[Dataset rows for apps and sites]
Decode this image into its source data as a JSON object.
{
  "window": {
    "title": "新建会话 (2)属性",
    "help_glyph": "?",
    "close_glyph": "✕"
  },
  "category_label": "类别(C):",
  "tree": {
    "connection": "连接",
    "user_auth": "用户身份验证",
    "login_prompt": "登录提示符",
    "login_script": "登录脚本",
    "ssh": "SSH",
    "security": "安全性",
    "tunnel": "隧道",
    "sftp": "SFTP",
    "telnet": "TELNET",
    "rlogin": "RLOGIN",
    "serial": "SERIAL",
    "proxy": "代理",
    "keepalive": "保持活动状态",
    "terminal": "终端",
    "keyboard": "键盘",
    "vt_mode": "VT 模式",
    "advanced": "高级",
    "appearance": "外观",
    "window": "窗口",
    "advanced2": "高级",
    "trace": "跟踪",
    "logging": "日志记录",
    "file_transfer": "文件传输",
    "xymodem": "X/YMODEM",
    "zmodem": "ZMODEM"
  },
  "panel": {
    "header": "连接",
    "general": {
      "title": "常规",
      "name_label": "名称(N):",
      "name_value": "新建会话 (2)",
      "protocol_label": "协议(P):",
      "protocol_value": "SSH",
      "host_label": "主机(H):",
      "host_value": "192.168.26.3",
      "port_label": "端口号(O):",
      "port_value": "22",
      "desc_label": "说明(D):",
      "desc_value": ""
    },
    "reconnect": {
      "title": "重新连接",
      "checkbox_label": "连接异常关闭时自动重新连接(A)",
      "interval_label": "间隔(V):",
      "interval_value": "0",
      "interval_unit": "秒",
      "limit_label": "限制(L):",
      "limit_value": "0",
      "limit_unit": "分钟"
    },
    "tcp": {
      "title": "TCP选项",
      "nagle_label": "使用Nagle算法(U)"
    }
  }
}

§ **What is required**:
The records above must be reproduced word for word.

§ **Output of the task**:
Decode this image into its source data as a JSON object.
{
  "window": {
    "title": "新建会话 (2)属性",
    "help_glyph": "?",
    "close_glyph": "✕"
  },
  "category_label": "类别(C):",
  "tree": {
    "connection": "连接",
    "user_auth": "用户身份验证",
    "login_prompt": "登录提示符",
    "login_script": "登录脚本",
    "ssh": "SSH",
    "security": "安全性",
    "tunnel": "隧道",
    "sftp": "SFTP",
    "telnet": "TELNET",
    "rlogin": "RLOGIN",
    "serial": "SERIAL",
    "proxy": "代理",
    "keepalive": "保持活动状态",
    "terminal": "终端",
    "keyboard": "键盘",
    "vt_mode": "VT 模式",
    "advanced": "高级",
    "appearance": "外观",
    "window": "窗口",
    "advanced2": "高级",
    "trace": "跟踪",
    "logging": "日志记录",
    "file_transfer": "文件传输",
    "xymodem": "X/YMODEM",
    "zmodem": "ZMODEM"
  },
  "panel": {
    "header": "连接",
    "general": {
      "title": "常规",
      "name_label": "名称(N):",
      "name_value": "新建会话 (2)",
      "protocol_label": "协议(P):",
      "protocol_value": "SSH",
      "host_label": "主机(H):",
      "host_value": "192.168.26.3",
      "port_label": "端口号(O):",
      "port_value": "22",
      "desc_label": "说明(D):",
      "desc_value": ""
    },
    "reconnect": {
      "title": "重新连接",
      "checkbox_label": "连接异常关闭时自动重新连接(A)",
      "interval_label": "间隔(V):",
      "interval_value": "0",
      "interval_unit": "秒",
      "limit_label": "限制(L):",
      "limit_value": "0",
      "limit_unit": "分钟"
    },
    "tcp": {
      "title": "TCP选项",
      "nagle_label": "使用Nagle算法(U)"
    }
  }
}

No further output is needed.